  • front of us at the time.

  • You walk into any living room in America, where do all the couches and chairs face?

  • They all look at the TVs, like what does that room design to get you to do?

  • We wonder why we sit and watch so much TV, it's because our desires are shaped in that

  • way.

  • So thankfully, you don't have to be the victim of your environment; you can also be the architect

  • of it.

  • You can decide to design something to make your good behaviors easier and your bad behaviors

  • harder.

  • So when it comes to habits you want to practice your guitar more frequently, put it right

  • in the middle of your living room, so you run across all the time.

  • You want to read more?

  • When you make your bed in the morning, take the book you want to read; put it on top of

  • the pillow.

  • When you come back that night, pick it up, read a few pages, go to sleep.

  • For me, I used to buy apples all the time and then I would put them in the crisper at

  • the bottom of the fridge and they would sit there for three weeks and go bad.

  • And I finally open it up and see them again, you get mad.

  • And then eventually I bought a bowl and put it right in the middle of the counter.

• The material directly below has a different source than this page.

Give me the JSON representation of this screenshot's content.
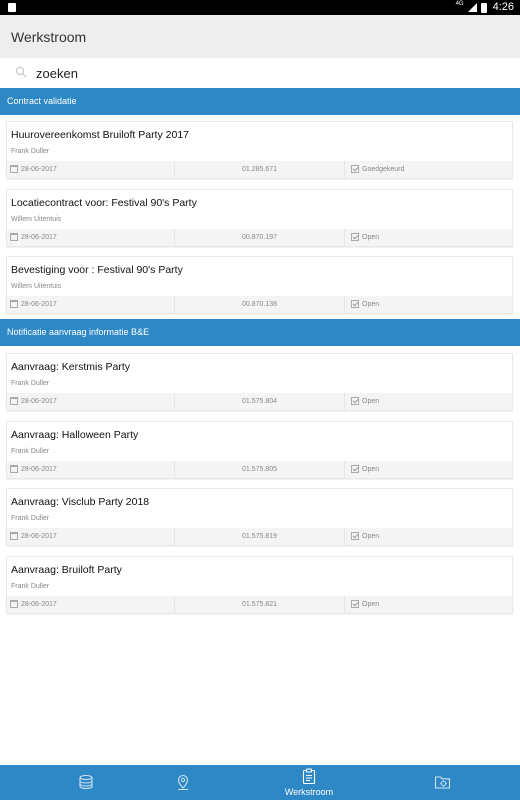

  • And so then when I buy apples I put them there, I see them every day.

  • And now I eat them all the time.

  • Many of our desires are simply shaped because we have an environment that shapes us in that

  • way.

  • So the moral of the story is I've never seen someone stick to positive habits in a consistent

  • fashion in a negative environment.